Problem requirements: Type out the lines below exactly, pictures excluded.

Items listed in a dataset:
>>

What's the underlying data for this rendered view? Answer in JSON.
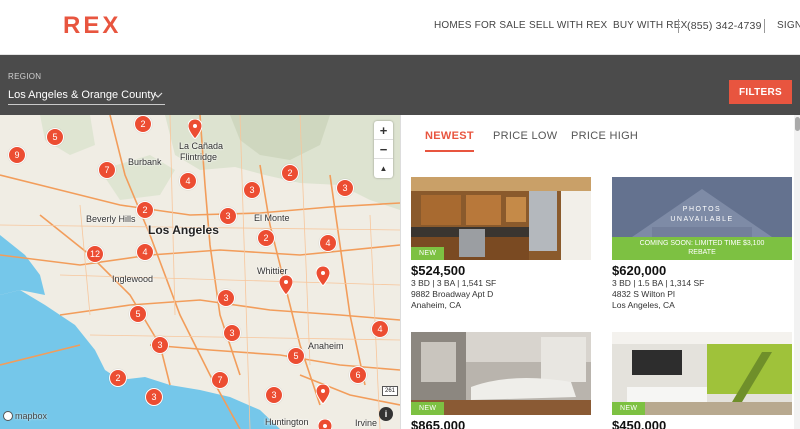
{
  "brand": {
    "logo_text": "REX",
    "accent": "#e8553f",
    "new_badge_color": "#7dc142"
  },
  "nav": {
    "homes_for_sale": "HOMES FOR SALE",
    "sell_with_rex": "SELL WITH REX",
    "buy_with_rex": "BUY WITH REX",
    "phone": "(855) 342-4739",
    "sign_in": "SIGN IN"
  },
  "region": {
    "label": "REGION",
    "value": "Los Angeles & Orange County"
  },
  "filters_label": "FILTERS",
  "map": {
    "places": {
      "la_canada": "La Cañada",
      "flintridge": "Flintridge",
      "burbank": "Burbank",
      "beverly_hills": "Beverly Hills",
      "los_angeles": "Los Angeles",
      "el_monte": "El Monte",
      "inglewood": "Inglewood",
      "whittier": "Whittier",
      "anaheim": "Anaheim",
      "huntington": "Huntington",
      "irvine": "Irvine"
    },
    "clusters": [
      "5",
      "2",
      "9",
      "7",
      "4",
      "2",
      "3",
      "3",
      "2",
      "3",
      "2",
      "12",
      "4",
      "4",
      "3",
      "5",
      "3",
      "3",
      "4",
      "5",
      "2",
      "7",
      "3",
      "6",
      "3"
    ],
    "zoom_in": "+",
    "zoom_out": "−",
    "compass": "▲",
    "attribution": "mapbox",
    "info": "i",
    "highway_shield": "261"
  },
  "sort_tabs": {
    "newest": "NEWEST",
    "price_low": "PRICE LOW",
    "price_high": "PRICE HIGH"
  },
  "listings": [
    {
      "badge": "NEW",
      "price": "$524,500",
      "specs": "3 BD | 3 BA | 1,541 SF",
      "address": "9882 Broadway Apt D",
      "city": "Anaheim, CA"
    },
    {
      "photos": "PHOTOS",
      "unavailable": "UNAVAILABLE",
      "rebate": "COMING SOON: LIMITED TIME $3,100",
      "rebate2": "REBATE",
      "price": "$620,000",
      "specs": "3 BD | 1.5 BA | 1,314 SF",
      "address": "4832 S Wilton Pl",
      "city": "Los Angeles, CA"
    },
    {
      "badge": "NEW",
      "price": "$865,000"
    },
    {
      "badge": "NEW",
      "price": "$450,000"
    }
  ]
}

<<

Result of this exercise:
What's the underlying data for this rendered view? Answer in JSON.
{
  "brand": {
    "logo_text": "REX",
    "accent": "#e8553f",
    "new_badge_color": "#7dc142"
  },
  "nav": {
    "homes_for_sale": "HOMES FOR SALE",
    "sell_with_rex": "SELL WITH REX",
    "buy_with_rex": "BUY WITH REX",
    "phone": "(855) 342-4739",
    "sign_in": "SIGN IN"
  },
  "region": {
    "label": "REGION",
    "value": "Los Angeles & Orange County"
  },
  "filters_label": "FILTERS",
  "map": {
    "places": {
      "la_canada": "La Cañada",
      "flintridge": "Flintridge",
      "burbank": "Burbank",
      "beverly_hills": "Beverly Hills",
      "los_angeles": "Los Angeles",
      "el_monte": "El Monte",
      "inglewood": "Inglewood",
      "whittier": "Whittier",
      "anaheim": "Anaheim",
      "huntington": "Huntington",
      "irvine": "Irvine"
    },
    "clusters": [
      "5",
      "2",
      "9",
      "7",
      "4",
      "2",
      "3",
      "3",
      "2",
      "3",
      "2",
      "12",
      "4",
      "4",
      "3",
      "5",
      "3",
      "3",
      "4",
      "5",
      "2",
      "7",
      "3",
      "6",
      "3"
    ],
    "zoom_in": "+",
    "zoom_out": "−",
    "compass": "▲",
    "attribution": "mapbox",
    "info": "i",
    "highway_shield": "261"
  },
  "sort_tabs": {
    "newest": "NEWEST",
    "price_low": "PRICE LOW",
    "price_high": "PRICE HIGH"
  },
  "listings": [
    {
      "badge": "NEW",
      "price": "$524,500",
      "specs": "3 BD | 3 BA | 1,541 SF",
      "address": "9882 Broadway Apt D",
      "city": "Anaheim, CA"
    },
    {
      "photos": "PHOTOS",
      "unavailable": "UNAVAILABLE",
      "rebate": "COMING SOON: LIMITED TIME $3,100",
      "rebate2": "REBATE",
      "price": "$620,000",
      "specs": "3 BD | 1.5 BA | 1,314 SF",
      "address": "4832 S Wilton Pl",
      "city": "Los Angeles, CA"
    },
    {
      "badge": "NEW",
      "price": "$865,000"
    },
    {
      "badge": "NEW",
      "price": "$450,000"
    }
  ]
}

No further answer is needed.